A parallel program is an multi-threaded program designed to work on a multi-processor of multi-core processor. You will be a moron to write a multi-threaded program for a single-core processor. Doing this will not only reduce the performance but also make the program unnecessarily complicated.

In multi-threaded programs, each thread do some computationally extensive tasks in parallel with other thread. Ideally, one should design these tasks to be sent to different cores to be equally time consuming else one thread has to wait till other finishes. These are complicated issues and problems in program design.

Haskell is a different language. Unlike most of the other languages, the thread is not created when we demands. Rather a **spark** is created. This spark is changed into threads when the *Haskell Run Time* system finds that a unit in CPU is free and can be utilized. *par* and *pseq* are immensely useful for making your thread behave in a way you like.

This blog is not a tutorial. For tutorial purpose, one has have a look at this discussion thread. I personally recommend tutorial by Satnam and Jones.

Here is a code with which you can play around. This code is taken from the tutorial.

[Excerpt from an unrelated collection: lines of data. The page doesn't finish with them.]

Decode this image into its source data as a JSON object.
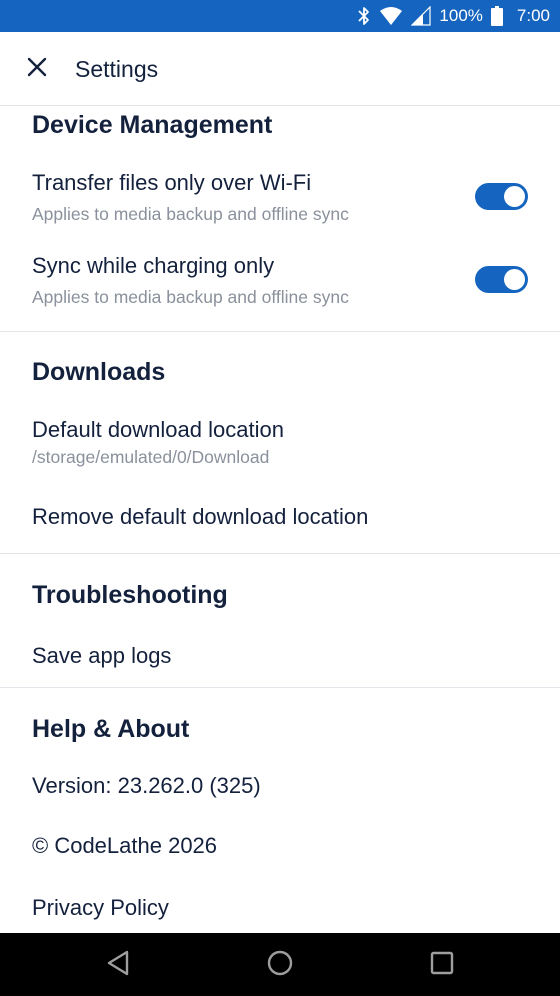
{
  "status_bar": {
    "battery_percent": "100%",
    "time": "7:00",
    "icons": [
      "bluetooth-icon",
      "wifi-icon",
      "signal-icon",
      "battery-icon"
    ],
    "background_color": "#1565c0"
  },
  "app_bar": {
    "title": "Settings",
    "close_icon": "close-icon"
  },
  "sections": {
    "device_management": {
      "header": "Device Management",
      "wifi_only": {
        "title": "Transfer files only over Wi-Fi",
        "subtitle": "Applies to media backup and offline sync",
        "enabled": true
      },
      "charging_only": {
        "title": "Sync while charging only",
        "subtitle": "Applies to media backup and offline sync",
        "enabled": true
      }
    },
    "downloads": {
      "header": "Downloads",
      "default_location_title": "Default download location",
      "default_location_path": "/storage/emulated/0/Download",
      "remove_default_location": "Remove default download location"
    },
    "troubleshooting": {
      "header": "Troubleshooting",
      "save_app_logs": "Save app logs"
    },
    "help_about": {
      "header": "Help & About",
      "version": "Version: 23.262.0 (325)",
      "copyright": "© CodeLathe 2026",
      "privacy_policy": "Privacy Policy"
    }
  },
  "nav_bar": {
    "icons": [
      "back-icon",
      "home-icon",
      "recents-icon"
    ]
  },
  "colors": {
    "accent": "#1565c0",
    "text_primary": "#14213d",
    "text_secondary": "#8a919c",
    "divider": "#e2e5ea"
  }
}
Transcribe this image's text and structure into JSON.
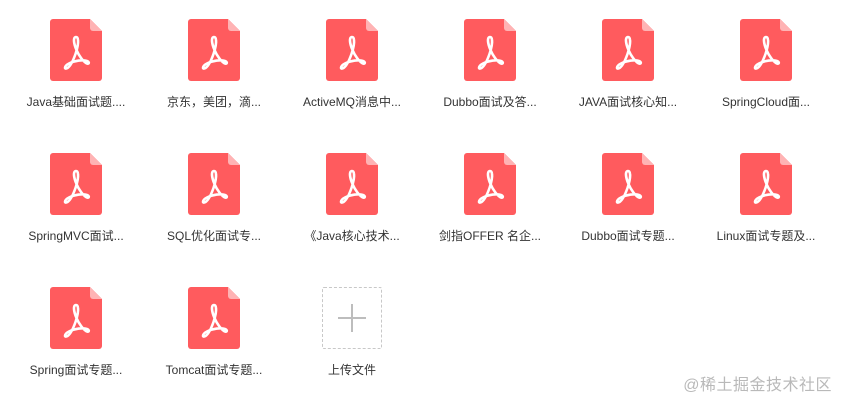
{
  "files": [
    {
      "name": "Java基础面试题....",
      "icon": "pdf-file-icon"
    },
    {
      "name": "京东，美团，滴...",
      "icon": "pdf-file-icon"
    },
    {
      "name": "ActiveMQ消息中...",
      "icon": "pdf-file-icon"
    },
    {
      "name": "Dubbo面试及答...",
      "icon": "pdf-file-icon"
    },
    {
      "name": "JAVA面试核心知...",
      "icon": "pdf-file-icon"
    },
    {
      "name": "SpringCloud面...",
      "icon": "pdf-file-icon"
    },
    {
      "name": "SpringMVC面试...",
      "icon": "pdf-file-icon"
    },
    {
      "name": "SQL优化面试专...",
      "icon": "pdf-file-icon"
    },
    {
      "name": "《Java核心技术...",
      "icon": "pdf-file-icon"
    },
    {
      "name": "剑指OFFER  名企...",
      "icon": "pdf-file-icon"
    },
    {
      "name": "Dubbo面试专题...",
      "icon": "pdf-file-icon"
    },
    {
      "name": "Linux面试专题及...",
      "icon": "pdf-file-icon"
    },
    {
      "name": "Spring面试专题...",
      "icon": "pdf-file-icon"
    },
    {
      "name": "Tomcat面试专题...",
      "icon": "pdf-file-icon"
    }
  ],
  "upload": {
    "label": "上传文件",
    "icon": "plus-icon"
  },
  "watermark": "@稀土掘金技术社区",
  "colors": {
    "pdf_red": "#ff5b5e",
    "pdf_fold": "#ffb3b4",
    "text": "#333333"
  }
}
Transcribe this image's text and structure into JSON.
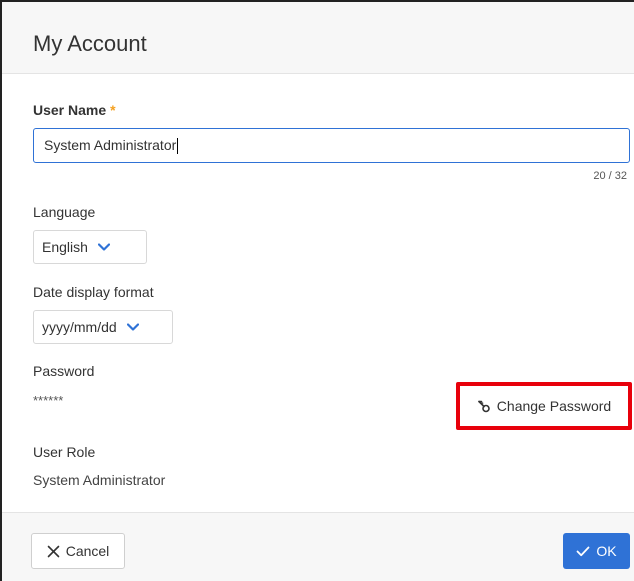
{
  "dialog": {
    "title": "My Account"
  },
  "user_name": {
    "label": "User Name",
    "required_marker": "*",
    "value": "System Administrator",
    "counter": "20 / 32"
  },
  "language": {
    "label": "Language",
    "selected": "English"
  },
  "date_format": {
    "label": "Date display format",
    "selected": "yyyy/mm/dd"
  },
  "password": {
    "label": "Password",
    "value": "******",
    "change_button_label": "Change Password"
  },
  "user_role": {
    "label": "User Role",
    "value": "System Administrator"
  },
  "footer": {
    "cancel_label": "Cancel",
    "ok_label": "OK"
  },
  "colors": {
    "accent": "#2f72d6",
    "required": "#f4a020",
    "highlight": "#e8000b"
  },
  "icons": {
    "change_password": "key-icon",
    "cancel": "close-icon",
    "ok": "checkmark-icon",
    "select": "chevron-down-icon"
  }
}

import Control.Parallel import System.Time {--- FUNCTION - Following function take a number and return its Fibonacci series number. -} fib :: Int -> Int fib 0 = 0 fib 1 = 1 fib n = fib (n-1) + fib (n-2) {- - Another function which takes a list and create a list of corresponding - Fibonacci series number. - NOTE : For tutorial purpose, [1..28] is a good value. -} fibList :: [Int] -> [Int] fibList [] = [] fibList (x:xs) = fib x : fibList (xs) {--- FUNCTION - Another function is sumEuler function which returns the number of element in - a list which are co-prime to the a number (in our case, it is the largest - number in the list. -} mkList :: Int -> [Int] mkList n = [1..n-1] -- there is no need to test upto the last element. coprime :: Int -> Int -> Bool coprime x y = gcd x y == 1 euler :: Int -> Int euler n= length . filter (coprime n) $ mkList n sumEuler :: Int -> Int sumEuler = sum . (map euler) . mkList {--- FUNCTION -} sumFibEuler :: Int -> Int -> Int sumFibEuler a b = fib a + sumEuler b {--- FUNCTION - This function is a parallel version of above function, sumFibEuler. -} parSumFibEuler :: Int -> Int -> Int parSumFibEuler a b = par f (pseq e (e + f)) where -- It says compute (f + e) with f sparked off! f = fib a e = sumEuler b {--- FUNTION - Performance measurement functions. -} secDiff :: ClockTime -> ClockTime -> Float secDiff (TOD sec1 psec1) (TOD sec2 psec2) = fromInteger (psec2 - psec1) / 1e12 + fromInteger (sec2 - sec1) r1 :: Int r1 = parSumFibEuler 38 5300 r2 :: Int r2 = fib 38 r3 :: Int r3 = sumEuler 5300 main :: IO () main = do t0 <- getClockTime pseq r1 (return ()) t1 <- getClockTime putStrLn ("Sum: " ++ show r1) putStrLn ("Time: " ++ show (secDiff t0 t1) ++ " seconds") {-RESULTS - On my machine with Intel i3 (2 core processors, following results were - obtained. - - fib 38 took 22.36 sec - sumEuler took 20.67 seconds - parSumFibEuler took approx 41 seconds. - IRRESPECTIVE OF CHANGE MADE IN main . -}